• _Brief_:
The word "value" may appear in lines of the data below. Say how many lines hold it, giving only the number.
—————
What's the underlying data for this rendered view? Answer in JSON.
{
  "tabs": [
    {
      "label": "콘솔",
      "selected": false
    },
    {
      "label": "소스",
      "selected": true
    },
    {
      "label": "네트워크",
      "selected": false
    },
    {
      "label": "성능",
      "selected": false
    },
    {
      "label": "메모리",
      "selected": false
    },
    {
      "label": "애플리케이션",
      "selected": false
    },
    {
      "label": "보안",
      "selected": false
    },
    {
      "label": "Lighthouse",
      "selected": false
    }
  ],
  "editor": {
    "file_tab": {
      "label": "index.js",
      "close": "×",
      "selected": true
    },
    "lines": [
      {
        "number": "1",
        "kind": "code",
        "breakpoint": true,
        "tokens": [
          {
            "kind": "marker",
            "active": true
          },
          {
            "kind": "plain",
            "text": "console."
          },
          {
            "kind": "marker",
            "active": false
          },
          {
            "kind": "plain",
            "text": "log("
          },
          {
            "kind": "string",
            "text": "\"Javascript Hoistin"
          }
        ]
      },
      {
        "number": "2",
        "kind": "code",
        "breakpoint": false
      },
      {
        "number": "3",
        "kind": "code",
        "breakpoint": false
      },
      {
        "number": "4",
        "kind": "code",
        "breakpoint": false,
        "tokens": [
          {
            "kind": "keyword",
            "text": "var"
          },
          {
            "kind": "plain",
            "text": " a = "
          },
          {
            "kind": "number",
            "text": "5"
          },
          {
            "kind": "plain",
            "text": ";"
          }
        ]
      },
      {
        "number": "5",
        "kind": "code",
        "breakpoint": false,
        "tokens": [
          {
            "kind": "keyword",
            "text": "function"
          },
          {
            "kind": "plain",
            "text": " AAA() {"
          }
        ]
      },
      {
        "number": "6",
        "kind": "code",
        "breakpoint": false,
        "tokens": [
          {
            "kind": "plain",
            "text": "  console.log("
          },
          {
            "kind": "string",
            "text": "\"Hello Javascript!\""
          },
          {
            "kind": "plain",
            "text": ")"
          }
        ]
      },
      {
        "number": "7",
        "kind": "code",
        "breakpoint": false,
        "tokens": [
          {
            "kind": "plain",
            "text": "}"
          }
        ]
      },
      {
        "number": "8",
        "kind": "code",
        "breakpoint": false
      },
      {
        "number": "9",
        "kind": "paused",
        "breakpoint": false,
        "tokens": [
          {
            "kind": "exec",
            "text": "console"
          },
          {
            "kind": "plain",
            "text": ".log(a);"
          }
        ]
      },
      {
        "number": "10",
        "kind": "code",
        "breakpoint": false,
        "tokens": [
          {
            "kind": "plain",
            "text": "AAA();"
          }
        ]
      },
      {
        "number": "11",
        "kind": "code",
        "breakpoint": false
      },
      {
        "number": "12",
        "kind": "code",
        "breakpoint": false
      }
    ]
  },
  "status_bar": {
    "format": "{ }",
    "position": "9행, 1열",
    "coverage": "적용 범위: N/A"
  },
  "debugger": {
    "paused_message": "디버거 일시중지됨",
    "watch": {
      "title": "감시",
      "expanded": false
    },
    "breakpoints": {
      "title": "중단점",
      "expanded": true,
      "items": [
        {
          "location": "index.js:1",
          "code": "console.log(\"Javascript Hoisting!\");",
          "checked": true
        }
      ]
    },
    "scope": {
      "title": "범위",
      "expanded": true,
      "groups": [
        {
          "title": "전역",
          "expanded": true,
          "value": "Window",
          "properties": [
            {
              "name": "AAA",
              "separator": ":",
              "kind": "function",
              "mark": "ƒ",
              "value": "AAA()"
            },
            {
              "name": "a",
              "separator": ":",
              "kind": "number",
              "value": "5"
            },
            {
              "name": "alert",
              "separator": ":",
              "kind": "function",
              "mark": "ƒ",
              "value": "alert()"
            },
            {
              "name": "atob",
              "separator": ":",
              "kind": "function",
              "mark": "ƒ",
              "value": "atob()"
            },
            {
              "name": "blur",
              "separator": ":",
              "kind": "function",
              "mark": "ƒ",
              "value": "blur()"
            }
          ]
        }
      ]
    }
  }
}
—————
• _Written answer_:
6